I am a PhD student in Marine Sciences at the University of South Alabama, where I work in the Comparative Cognition and Communication lab under the guidance of Dr. Heidi Lyn. My research has focused on investigating the communication dynamics of delphinid species with the goal to improve the conservation and welfare management of the species. Currently, my dissertation aims to investigate potential behavioral and vocal correlates of positive affect, as well as look for further examples of a suggested signal termed as “Victory squeal” (Ridgeway et al., 2014).

Zoom Link

Friday, May 5: Dr. Ben Linzmeier

Zoom Link

Friday, May 12: Dr. Mark Hay, Georgia Tech

Seminar Title: Did Over-Harvest of Detritivores Facilitate Coral Disease Outbreak 100+ Years Later? The Challenge of Long Ecological Fuses in the Anthropocene.

Removing top consumers can produce dramatic cascading effects on natural communities, but the impacts of harvesting low-trophic level consumers, such as detritivores, remain relatively uninvestigated.

Here, we evaluate the effects of removing sea cucumbers from coral reefs in French Polynesia and Palmyra and the possible roles of microbes in connecting the historic over-harvest of sea cucumbers to present-day outbreaks of coral disease.

Sea cucumbers have been overharvested worldwide during the past 200+ years. Our manipulative field experiments demonstrated that outplants of important, structure-creating corals experienced 300-400% greater partial mortality and 15x greater whole colony mortality when the sea cucumbers were excluded from natural areas than when natural densities were maintained in areas with numerous sea cucumbers.

Corals in sea cucumber removal treatments consistently bleached and died from the base up (reminiscent of white syndrome disease) when in direct contact with reef sediments. However, even without sea cucumbers they were largely protected from disease when separated from sediments by basal turf algae that resident Stegastes farmerfishes cultivate on the bases of thinket building Acropora sp.

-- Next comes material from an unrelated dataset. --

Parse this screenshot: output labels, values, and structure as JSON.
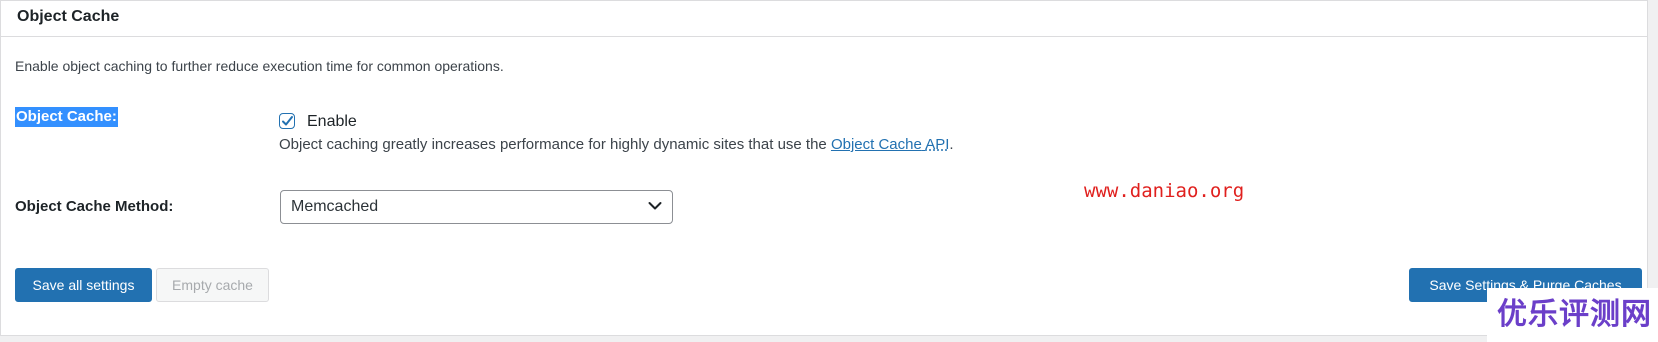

Sea cucumber removal altered sediment microbiomes, with microbiomes in removal plots containing more microbes associated with coral diseases. Sea cucumbers may historically have acted as “essential workers” on coral reefs, suppressing pathogenic microbes and maintaining the healthy function of reef corals.

Widespread overharvest of these important detritivores over the past 200+ years may have facilitated infectious diseases that have decimated coral reefs, especially as temperatures rise and humans add nutrients and organics that enhance microbial growth and pathogenicity.

Past Seminars

Seminars are archived on the Dauphin Island Sea Lab YouTube Channel.










  • January 22 - Joel Fodrie, UNC, Chapel Hill - Landscape Effects on the Fisheries Ecology and Ecosystem-service Delivery of a Temperate Estuary.
  • February 5 - Dr. Lee Smee, Texas A&M Univ. Corpus Christi - The World is my Oyster: Predator-Prey Interactions, Chemical Cues, and Genetic Diversity on Oyster Reef’
  • February 26 - Dr. Jeff Morris, University of Alabama, Birmingham
  • March 5 - Dr. Christopher Anderson, Auburn University
  • March 12 - Dr. Patty Sobecky, University of Alabama
  • March 16 - Dr. Richard B. Anderson, FIT
  • April 2 - Dr. Chuck Amsler, University of Alabama, Birmingham
  • May 21 – Dr. Bill Dennison, UMCES


  • November 6 - Dr. Eric Peatman, Auburn University – “Fitting Mobile-Tensaw Delta Bass into the Black Bass Puzzle: New Molecular Tools and New Insights”
  • November 21 - Dr. Mark Butler, Old Dominion University – “Lobster Tales: Homelessness, Pestilence & Alien Encounters"
  • December 4 - Dr. Ari Daniel, Independent Science Reporter & Producer - “Carving Story out of Science”